Oseltamivir is a member of a class of drugs known as neuraminidase inhibitors: neuraminidase in the "N" in H1N1. It's widely used because it is an oral drug. Its companion drug, zanamivir is inhaled, making it difficult to use for people with respiratory conditions.

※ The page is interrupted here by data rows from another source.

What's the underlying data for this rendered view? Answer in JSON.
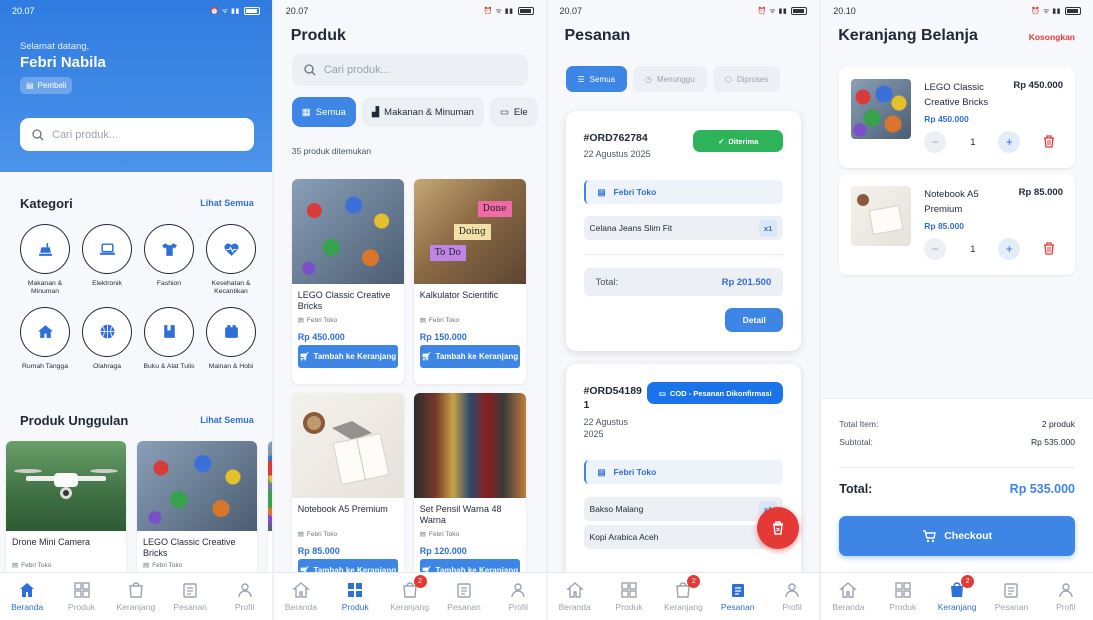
{
  "nav": [
    {
      "key": "home",
      "label": "Beranda"
    },
    {
      "key": "product",
      "label": "Produk"
    },
    {
      "key": "cart",
      "label": "Keranjang"
    },
    {
      "key": "orders",
      "label": "Pesanan"
    },
    {
      "key": "profile",
      "label": "Profil"
    }
  ],
  "cart_badge": "2",
  "screen1": {
    "time": "20.07",
    "welcome": "Selamat datang,",
    "username": "Febri Nabila",
    "role": "Pembeli",
    "search_placeholder": "Cari produk...",
    "categories_title": "Kategori",
    "see_all": "Lihat Semua",
    "categories": [
      {
        "icon": "food-icon",
        "label": "Makanan & Minuman"
      },
      {
        "icon": "laptop-icon",
        "label": "Elektronik"
      },
      {
        "icon": "shirt-icon",
        "label": "Fashion"
      },
      {
        "icon": "heart-pulse-icon",
        "label": "Kesehatan & Kecantikan"
      },
      {
        "icon": "house-icon",
        "label": "Rumah Tangga"
      },
      {
        "icon": "basketball-icon",
        "label": "Olahraga"
      },
      {
        "icon": "book-icon",
        "label": "Buku & Alat Tulis"
      },
      {
        "icon": "toy-icon",
        "label": "Mainan & Hobi"
      }
    ],
    "featured_title": "Produk Unggulan",
    "featured_see_all": "Lihat Semua",
    "featured": [
      {
        "name": "Drone Mini Camera",
        "store": "Febri Toko",
        "image": "drone"
      },
      {
        "name": "LEGO Classic Creative Bricks",
        "store": "Febri Toko",
        "image": "lego"
      }
    ]
  },
  "screen2": {
    "time": "20.07",
    "title": "Produk",
    "search_placeholder": "Cari produk...",
    "chips": [
      "Semua",
      "Makanan & Minuman",
      "Ele"
    ],
    "count": "35 produk ditemukan",
    "add_to_cart": "Tambah ke Keranjang",
    "products": [
      {
        "name": "LEGO Classic Creative Bricks",
        "store": "Febri Toko",
        "price": "Rp 450.000",
        "image": "lego"
      },
      {
        "name": "Kalkulator Scientific",
        "store": "Febri Toko",
        "price": "Rp 150.000",
        "image": "notes"
      },
      {
        "name": "Notebook A5 Premium",
        "store": "Febri Toko",
        "price": "Rp 85.000",
        "image": "book"
      },
      {
        "name": "Set Pensil Warna 48 Warna",
        "store": "Febri Toko",
        "price": "Rp 120.000",
        "image": "shelf"
      }
    ],
    "note_texts": [
      "Done",
      "Doing",
      "To Do"
    ]
  },
  "screen3": {
    "time": "20.07",
    "title": "Pesanan",
    "chips": [
      "Semua",
      "Menunggu",
      "Diproses"
    ],
    "orders": [
      {
        "id": "#ORD762784",
        "date": "22 Agustus 2025",
        "status": "Diterima",
        "status_color": "#2fb35a",
        "store": "Febri Toko",
        "items": [
          {
            "name": "Celana Jeans Slim Fit",
            "qty": "x1"
          }
        ],
        "total_label": "Total:",
        "total": "Rp 201.500",
        "detail": "Detail"
      },
      {
        "id": "#ORD54189",
        "id2": "1",
        "date": "22 Agustus",
        "date2": "2025",
        "status": "COD - Pesanan Dikonfirmasi",
        "status_color": "#1a73e8",
        "store": "Febri Toko",
        "items": [
          {
            "name": "Bakso Malang",
            "qty": "x1"
          },
          {
            "name": "Kopi Arabica Aceh",
            "qty": "x1"
          }
        ]
      }
    ]
  },
  "screen4": {
    "time": "20.10",
    "title": "Keranjang Belanja",
    "clear": "Kosongkan",
    "items": [
      {
        "name": "LEGO Classic Creative Bricks",
        "price": "Rp 450.000",
        "unit_price": "Rp 450.000",
        "qty": "1",
        "image": "lego"
      },
      {
        "name": "Notebook A5 Premium",
        "price": "Rp 85.000",
        "unit_price": "Rp 85.000",
        "qty": "1",
        "image": "book"
      }
    ],
    "total_items_label": "Total Item:",
    "total_items": "2 produk",
    "subtotal_label": "Subtotal:",
    "subtotal": "Rp 535.000",
    "total_label": "Total:",
    "total": "Rp 535.000",
    "checkout": "Checkout"
  },
  "colors": {
    "primary": "#3d86e6",
    "danger": "#e53935",
    "success": "#2fb35a"
  }
}
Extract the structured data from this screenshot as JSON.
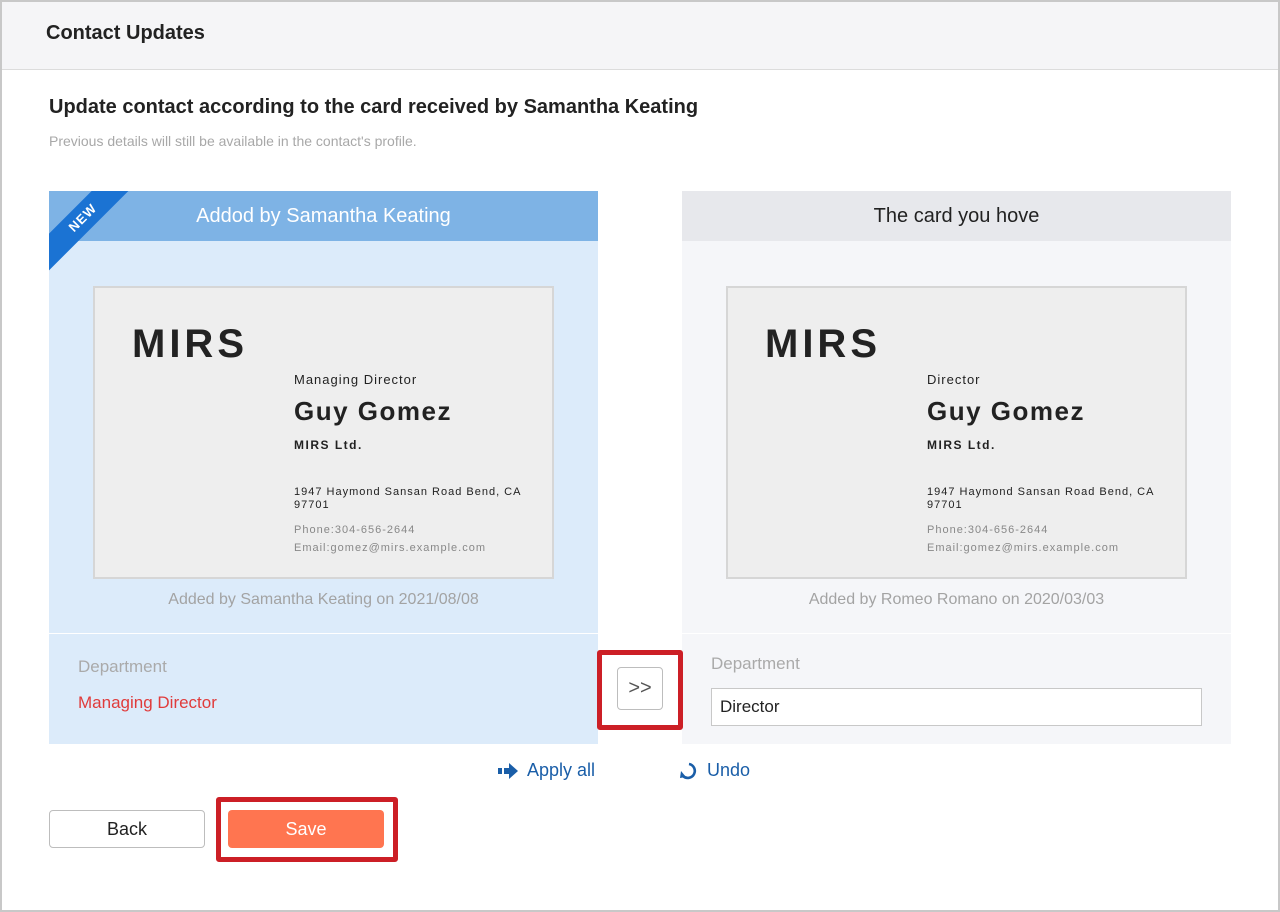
{
  "header": {
    "title": "Contact Updates"
  },
  "page": {
    "heading": "Update contact according to the card received by Samantha Keating",
    "subheading": "Previous details will still be available in the contact's profile."
  },
  "left_panel": {
    "ribbon": "NEW",
    "title": "Addod by Samantha Keating",
    "card": {
      "logo": "MIRS",
      "job_title": "Managing Director",
      "name": "Guy Gomez",
      "company": "MIRS Ltd.",
      "address": "1947 Haymond Sansan Road Bend, CA 97701",
      "phone": "Phone:304-656-2644",
      "email": "Email:gomez@mirs.example.com"
    },
    "added_by": "Added by Samantha Keating on 2021/08/08",
    "department_label": "Department",
    "department_value": "Managing Director"
  },
  "right_panel": {
    "title": "The card you hove",
    "card": {
      "logo": "MIRS",
      "job_title": "Director",
      "name": "Guy Gomez",
      "company": "MIRS Ltd.",
      "address": "1947 Haymond Sansan Road Bend, CA 97701",
      "phone": "Phone:304-656-2644",
      "email": "Email:gomez@mirs.example.com"
    },
    "added_by": "Added by Romeo Romano on 2020/03/03",
    "department_label": "Department",
    "department_value": "Director"
  },
  "copy_button": {
    "glyph": ">>"
  },
  "actions": {
    "apply_all": "Apply all",
    "undo": "Undo",
    "back": "Back",
    "save": "Save"
  },
  "colors": {
    "accent_blue": "#7eb3e5",
    "ribbon_blue": "#1b73d3",
    "link_blue": "#1a5ea8",
    "save_orange": "#ff7550",
    "highlight_red": "#cc1f26",
    "changed_red": "#e03b3b"
  },
  "icons": {
    "apply_all": "arrow-right-icon",
    "undo": "undo-icon",
    "copy": "double-chevron-right-icon"
  }
}
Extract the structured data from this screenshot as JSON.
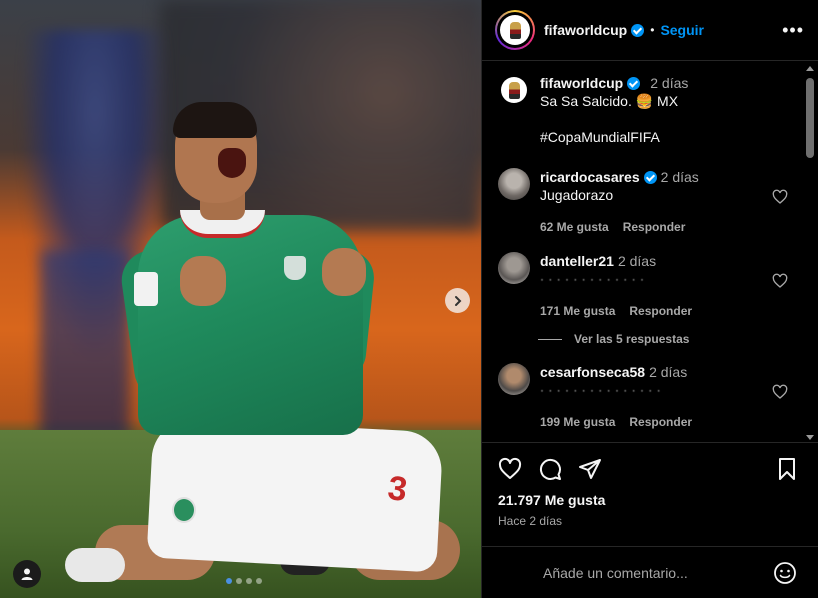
{
  "post": {
    "jersey_number": "3",
    "carousel": {
      "count": 4,
      "active": 0
    }
  },
  "header": {
    "username": "fifaworldcup",
    "separator": "•",
    "follow_label": "Seguir",
    "more_label": "•••"
  },
  "caption": {
    "username": "fifaworldcup",
    "time": "2 días",
    "text": "Sa Sa Salcido. 🍔 MX",
    "hashtag": "#CopaMundialFIFA"
  },
  "comments": [
    {
      "username": "ricardocasares",
      "verified": true,
      "time": "2 días",
      "text": "Jugadorazo",
      "likes": "62 Me gusta",
      "reply": "Responder"
    },
    {
      "username": "danteller21",
      "verified": false,
      "time": "2 días",
      "text": "",
      "likes": "171 Me gusta",
      "reply": "Responder",
      "view_replies": "Ver las 5 respuestas"
    },
    {
      "username": "cesarfonseca58",
      "verified": false,
      "time": "2 días",
      "text": "",
      "likes": "199 Me gusta",
      "reply": "Responder"
    }
  ],
  "footer": {
    "likes": "21.797 Me gusta",
    "ago": "Hace 2 días",
    "comment_placeholder": "Añade un comentario..."
  },
  "colors": {
    "accent": "#0095f6",
    "panel_bg": "#000000",
    "text": "#f5f5f5",
    "muted": "#a8a8a8"
  }
}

It is also not approved for children.
If oseltamivir resistance becomes widespread in the pandemic flu, it could create difficult treatment choices for physicians, according to Dr. Jeffrey Boscamp of Hackensack University Medical Center in Hackensack, N.J.
"We struggled during the seasonal flu outbreak this past winter with the emergence of Tamiflu-resistant influenza A and had to come up with some difficult antiviral combinations, particularly for children who couldn't take Relenza," he said.
"It is highly likely that we will see Tamiflu resistance here [in the pandemic strain] and it will limit our treatment options," he said. "It will be a very big problem if we see this novel virus becoming more virulent than it currently is."
All of this makes predicting what influenza will do a "dangerous game," according to Marc Lipsitch of the Harvard School of Public Health.
Even if it turns out that a resistant strain has been transmitted from one person to another, "it could be an unlucky, one-off event, and we need to watch and see how much more it spreads," he said.
And even if that's not so, it will take a while for resistance to become widespread, Lipsitch said.
"The use of oseltamivir will continue to have benefits for quite a while, because there are so many more drug-sensitive cases out there than drug-resistant ones," he said, "and we would expect it to be months at least -- maybe more -- before a resistant strain became a majority of cases."
"But predictions are hazardous and careful surveillance is critical," he added.
This article was developed in collaboration with ABC News.